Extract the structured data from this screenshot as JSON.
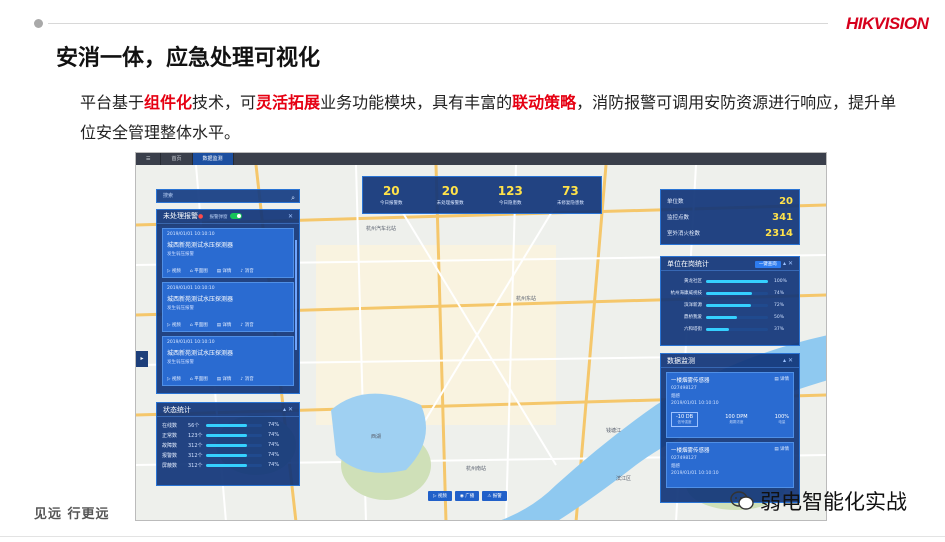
{
  "header": {
    "brand": "HIKVISION",
    "title": "安消一体，应急处理可视化"
  },
  "body": {
    "p1": "平台基于",
    "h1": "组件化",
    "p2": "技术，可",
    "h2": "灵活拓展",
    "p3": "业务功能模块，具有丰富的",
    "h3": "联动策略",
    "p4": "，消防报警可调用安防资源进行响应，提升单位安全管理整体水平。"
  },
  "footer": {
    "slogan": "见远 行更远",
    "watermark": "弱电智能化实战"
  },
  "colors": {
    "accent": "#e60012",
    "panel": "#10347a",
    "highlight_num": "#ffe24a"
  },
  "screen": {
    "tabs": [
      {
        "label": "首页"
      },
      {
        "label": "数据监测"
      }
    ],
    "search_placeholder": "搜索",
    "alarm": {
      "title": "未处理报警",
      "toggle_label": "报警弹窗",
      "cards": [
        {
          "time": "2019/01/01 10:10:10",
          "name": "城西新苑测试水压探测器",
          "status": "发生弱压报警",
          "actions": [
            "视频",
            "平面图",
            "详情",
            "消音"
          ]
        },
        {
          "time": "2019/01/01 10:10:10",
          "name": "城西新苑测试水压探测器",
          "status": "发生弱压报警",
          "actions": [
            "视频",
            "平面图",
            "详情",
            "消音"
          ]
        },
        {
          "time": "2019/01/01 10:10:10",
          "name": "城西新苑测试水压探测器",
          "status": "发生弱压报警",
          "actions": [
            "视频",
            "平面图",
            "详情",
            "消音"
          ]
        }
      ]
    },
    "status": {
      "title": "状态统计",
      "rows": [
        {
          "label": "在线数",
          "count": "56个",
          "pct": "74%",
          "ratio": 0.74
        },
        {
          "label": "正常数",
          "count": "123个",
          "pct": "74%",
          "ratio": 0.74
        },
        {
          "label": "故障数",
          "count": "312个",
          "pct": "74%",
          "ratio": 0.74
        },
        {
          "label": "报警数",
          "count": "312个",
          "pct": "74%",
          "ratio": 0.74
        },
        {
          "label": "屏蔽数",
          "count": "312个",
          "pct": "74%",
          "ratio": 0.74
        }
      ]
    },
    "top_stats": [
      {
        "value": "20",
        "label": "今日报警数"
      },
      {
        "value": "20",
        "label": "未处理报警数"
      },
      {
        "value": "123",
        "label": "今日隐患数"
      },
      {
        "value": "73",
        "label": "未修复隐患数"
      }
    ],
    "units": [
      {
        "label": "单位数",
        "value": "20"
      },
      {
        "label": "监控点数",
        "value": "341"
      },
      {
        "label": "室外消火栓数",
        "value": "2314"
      }
    ],
    "online": {
      "title": "单位在岗统计",
      "button": "一键查岗",
      "rows": [
        {
          "label": "黄龙社区",
          "pct": "100%",
          "ratio": 1.0
        },
        {
          "label": "杭州海康威视技",
          "pct": "74%",
          "ratio": 0.74
        },
        {
          "label": "滨洋新源",
          "pct": "72%",
          "ratio": 0.72
        },
        {
          "label": "鼎桥我爱",
          "pct": "50%",
          "ratio": 0.5
        },
        {
          "label": "六和塔街",
          "pct": "37%",
          "ratio": 0.37
        }
      ]
    },
    "monitor": {
      "title": "数据监测",
      "cards": [
        {
          "name": "一楼烟雾传感器",
          "id": "027498127",
          "state": "烟感",
          "time": "2019/01/01 10:10:10",
          "details": "详情",
          "metrics": [
            {
              "v": "-10 DB",
              "u": "信号强度"
            },
            {
              "v": "100 DPM",
              "u": "烟雾浓度"
            },
            {
              "v": "100%",
              "u": "电量"
            }
          ]
        },
        {
          "name": "一楼烟雾传感器",
          "id": "027498127",
          "state": "烟感",
          "time": "2019/01/01 10:10:10",
          "details": "详情"
        }
      ]
    },
    "bottom_buttons": [
      "视频",
      "广播",
      "报警"
    ],
    "map_labels": [
      "杭州东站",
      "杭州汽车北站",
      "西湖",
      "钱塘江",
      "滨江区",
      "杭州南站"
    ]
  }
}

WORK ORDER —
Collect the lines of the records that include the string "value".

WRITTEN SOLUTION —
        "value": "20",
        "value": "20",
        "value": "123",
        "value": "73",
        "value": "20"
        "value": "341"
        "value": "2314"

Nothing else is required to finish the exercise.